I’m delighted to be taking part in the blog tour today for the ebook launch of Catherine Law’s beautiful, heart breaking novel The Secret Letters. Today, Catherine shares her five favourite novels with us…
My five favourite novels By Catherine Law
Possession by A S Byatt (1990)
I read this book when it was first published and it has remained in my imagination ever since. A literary detective story moving between modern day and Victorian England, it is one of my favourite time-switch novels. I was entranced by the parallel lives of the two scholars investigating the secret love affair between two 19th century poets through discovered letters and poems, which conjured exquisitely the Gothic romance of the past. A S Byatt created such a complete world that I expect, today, readers may try to search for the fictitious poets online.
Birdsong by Sebastian Faulks (1993)
This modern-classic First World War novel is equally beautiful and harrowing, contrasting an illicit love affair with the murderous horrors of war. I remember reading the Battle of the Somme scenes on the tube and, such was the power of the writing and so transported was I into the world of the main character Wraysford, I felt actual physical shock at what he was witnessing. I had to hide my tears from fellow commuters. This was a book that I longed to get back to between reading sessions but had to brace myself for the emotional shredding and unbearable tension created by this brilliant author.
Behind the Scenes at the Museum by Kate Atkinson (1995)
From the very first sentence – ‘I exist!’ – I was drawn straight into Ruby Lennox’s story and didn’t want to leave. This is a clever, original and real family saga, which is at times brutally honest and traumatic, but also incredibly compassionate and funny. The lives of the previous generations mingle with Ruby’s, encapsulating perfectly the invisible and unbreakable links between grandparents, parents and children. I recognised Ruby and her very ordinary but bewitching world; she is one of my favourite characters to appear in print.
Part of the Furniture by Mary Wesley (1997)
I must have read this book at least four times. It is the warm and unconventional depiction of a spirited lonely girl struggling through the pain of unrequited love amid the air-raids and trauma of war-time England, and her escape to isolated, beautiful Cornwall. Mary Wesley had a deft, almost spare way of writing which convinces me utterly that I am right there in the world she created. She tapped honestly into her own experiences to create her nine witty novels – I love each one and always return to them. Mary Wesley’s biography, Wild Mary, could easily be a fabulous novel, too.
The Long View by Elizabeth Jane Howard (1956)
This is one of the subtlest, most thought-provoking novel I have ever read. We first see Antonia Fleming in 1950 when a window is opened onto her disastrous marriage to her enigmatic, arrogant and rather cruel husband. And then each section takes us a little bit further back into her past, through the war, and finally to 1926, depicting each time a younger Antonia. Her story unravels to reveal the girl whose unsettling experiences at an early age points to the future we already know. Despite the story going back in time, this clever novel gave me a real and pleasing sense of the continuation and acceptance of life.

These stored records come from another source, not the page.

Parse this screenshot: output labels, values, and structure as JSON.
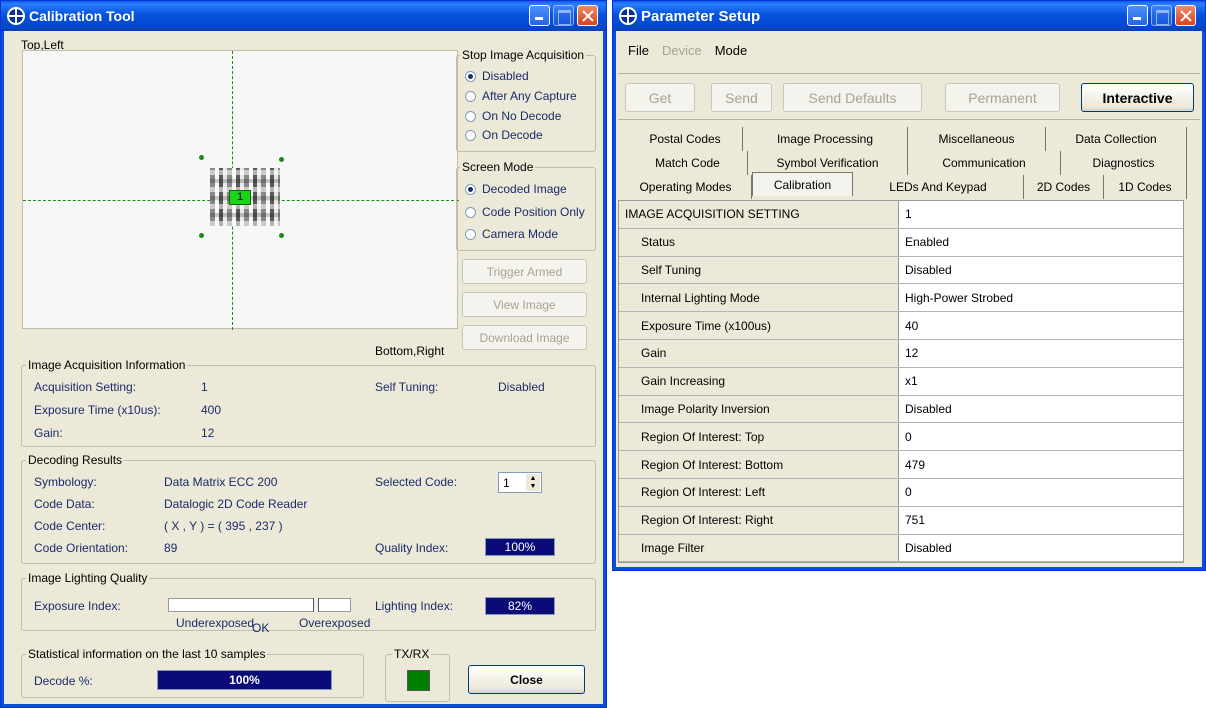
{
  "calib": {
    "title": "Calibration Tool",
    "top_left": "Top,Left",
    "bottom_right": "Bottom,Right",
    "code_label": "1",
    "stop": {
      "legend": "Stop Image Acquisition",
      "options": [
        "Disabled",
        "After Any Capture",
        "On No Decode",
        "On Decode"
      ],
      "selected": "Disabled"
    },
    "screen": {
      "legend": "Screen Mode",
      "options": [
        "Decoded Image",
        "Code Position Only",
        "Camera Mode"
      ],
      "selected": "Decoded Image"
    },
    "buttons": {
      "trigger": "Trigger Armed",
      "view": "View Image",
      "download": "Download Image",
      "close": "Close"
    },
    "acq": {
      "legend": "Image Acquisition Information",
      "setting_label": "Acquisition Setting:",
      "setting": "1",
      "exposure_label": "Exposure Time (x10us):",
      "exposure": "400",
      "gain_label": "Gain:",
      "gain": "12",
      "tuning_label": "Self Tuning:",
      "tuning": "Disabled"
    },
    "dec": {
      "legend": "Decoding Results",
      "symbology_label": "Symbology:",
      "symbology": "Data Matrix ECC 200",
      "data_label": "Code Data:",
      "data": "Datalogic 2D Code Reader",
      "center_label": "Code Center:",
      "center": "( X , Y ) = ( 395 , 237 )",
      "orient_label": "Code Orientation:",
      "orient": "89",
      "selected_label": "Selected Code:",
      "selected": "1",
      "quality_label": "Quality Index:",
      "quality": "100%"
    },
    "light": {
      "legend": "Image Lighting Quality",
      "exposure_label": "Exposure Index:",
      "under": "Underexposed",
      "ok": "OK",
      "over": "Overexposed",
      "index_label": "Lighting Index:",
      "index": "82%"
    },
    "stats": {
      "legend": "Statistical information on the last 10 samples",
      "decode_label": "Decode %:",
      "decode": "100%"
    },
    "txrx": "TX/RX",
    "status_color": "#008000"
  },
  "param": {
    "title": "Parameter Setup",
    "menu": [
      "File",
      "Device",
      "Mode"
    ],
    "toolbar": {
      "get": "Get",
      "send": "Send",
      "defaults": "Send Defaults",
      "permanent": "Permanent",
      "interactive": "Interactive"
    },
    "tabs_row1": [
      "Postal Codes",
      "Image Processing",
      "Miscellaneous",
      "Data Collection"
    ],
    "tabs_row2": [
      "Match Code",
      "Symbol Verification",
      "Communication",
      "Diagnostics"
    ],
    "tabs_row3": [
      "Operating Modes",
      "Calibration",
      "LEDs And Keypad",
      "2D Codes",
      "1D Codes"
    ],
    "active_tab": "Calibration",
    "rows": [
      {
        "k": "IMAGE ACQUISITION SETTING",
        "v": "1"
      },
      {
        "k": "Status",
        "v": "Enabled"
      },
      {
        "k": "Self Tuning",
        "v": "Disabled"
      },
      {
        "k": "Internal Lighting Mode",
        "v": "High-Power Strobed"
      },
      {
        "k": "Exposure Time (x100us)",
        "v": "40"
      },
      {
        "k": "Gain",
        "v": "12"
      },
      {
        "k": "Gain Increasing",
        "v": "x1"
      },
      {
        "k": "Image Polarity Inversion",
        "v": "Disabled"
      },
      {
        "k": "Region Of Interest: Top",
        "v": "0"
      },
      {
        "k": "Region Of Interest: Bottom",
        "v": "479"
      },
      {
        "k": "Region Of Interest: Left",
        "v": "0"
      },
      {
        "k": "Region Of Interest: Right",
        "v": "751"
      },
      {
        "k": "Image Filter",
        "v": "Disabled"
      }
    ]
  },
  "icons": [
    "app-icon",
    "minimize-icon",
    "maximize-icon",
    "close-icon",
    "spin-up-icon",
    "spin-down-icon"
  ]
}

About the author
Catherine Law was born in Harrow, Middlesex in 1965 and has been a journalist for twenty-two years, having trained first as a secretary at the BBC and then attending the London College of Printing. She now works on a glossy interiors magazine and lives in Buckinghamshire. You can find out more about Catherine and her novels on her website: http://www.catherinelaw.co.uk/
About The Secret Letters…
Rose Pepper has kept her wartime past a secret for decades. Forty years ago, she fled communist Prague and left behind the love of her life.
Now in her sixties and with two daughters, Rose discovers a bundle of unopened letters sent to her by her lost love, hidden beneath her home.
Confronted with the possibility of facing up to her past, she decided it’s finally time to go back to where her story began and uncover the truth buried for so long in Prague…
From the author of Map of Stars comes a heart breaking story of love, hope, secrets and lies. The novel is perfect for fans of Kathryn Hughes and Leah Fleming
A truth buried over forty years. A love that lasted a lifetime.
The Secret Letters by Catherine Law is available now on Amazon.